If you have doubts about Sania Mirza as a cultural icon, think of a double-handed backhand shot in a cold foreign country. Or a T-shirt she wore that said: “Well behaved girls rarely make history”
Think of a young woman from tropical southern India in unlikely climates--geographical, political and religious. Think of grit and determination. Think of a style and elegance with which they are displayed.
Then ponder over trophies she has won in strange lands, tweets that show defiance of social mores and a personal life that shows a will that leads to the way. Every which way, Sania Mirza is a symbol of aspirational India.
This is not just about the current advertising virtue of celebrating youth. As a woman in a man’s world, as a Muslim hounded by conservatives and as a player from a developing country in a sport popular in rich nations, she has jumped over several hurdles to emerge as a role model--doubling her achievements with acts as a public figure that show a woman who can handle the fire and give it back where needed.
As she paired with Swiss Martina Hingis to take the doubles title at the WTA (World Tennis Association) finals this week, it was the capping of a dream run year for the woman who will turn 29 on November 15. There have been nine titles for the “SanTina” pair so far this year, including the Wimbledon and the US Open.
But this is not about her game, but her spirit and her persona.
Last year, when she was named a UN goodwill ambassador on gender equality and women’s empowerment for South Asia, it was the natural consequence of her personality cocktail: sport empress meets style diva meets social reformer.
“Gender equality is something we all advocate. Some speak about it, some don’t. I have chosen to speak about it,” she said.
The fact that she has chosen to, instead of ducking behind staid statements like “Let my actions speak on the field,” is what makes her different.
She even spoke up for “safe sex” once - though she clarified this was not a reference to sex outside of marriage, it was a bold stand for someone in an India where women, even elected, outspoken leaders, are shy of broaching the topic.
Born in a middle class Muslim family in Hyderabad, a hotbed of religious conservatism, she has juggled her roots with global shoots, and shrugged off fatwas (edicts) from clergymen - though it is known that a shaken morale can funk out sportspeople.
She was only 18 when a Sunni Muslim cleric issued a fatwa against her wearing skirts to play her favourite sport. She must have smashed it over an imaginary net:
She has won 32 WTA doubles titles and one singles title so far, and nearly $6 million in prize money.

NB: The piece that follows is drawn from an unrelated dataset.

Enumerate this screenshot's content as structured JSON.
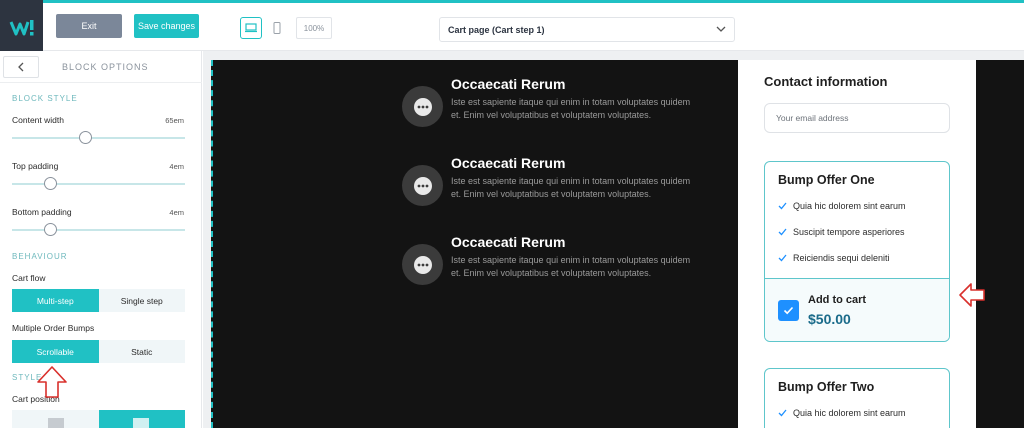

Ms. Mirza might remind those who are familiar with the cuisine of her home city, Hyderabad, of its famous dish, mirchi ka salan, which must be an excellent metaphor for her personality: the force of green chilies tamed by the elegantly crispy peanuts.
Islamic hardliners objected to her on-field skirts and T-shirts that exposed her midriff, and she just hit back, saying, “How I dress is a very personal thing.”
Outside of the playing field, she has been on ramp walks and is regularly photographed in everything from sleeveless blouses and skirts to resplendently red bridal wear. The visual message is stark: Her colours are her own.
On Twitter, where she has 3 million followers, she pouts in a turtle-neck sweater. The bio says: “Dreamer. Believer. Doer”
It has not helped her that she has also faced the Hindu right-wing’s carping when she decided to marry Pakistani cricketer Shoaib Malik (after breaking off a local engagement) even as she proudly wore India’s tricolour across the planet’s tennis courts. One BJP leader even advised her to think twice on her marriage, and there were conservatives who used patriarchal idioms to describe her as Pakistan’s daughter-in-law.
In taking on both sides of the conservative spectrum, she is socially executing her famous double-handed backhand.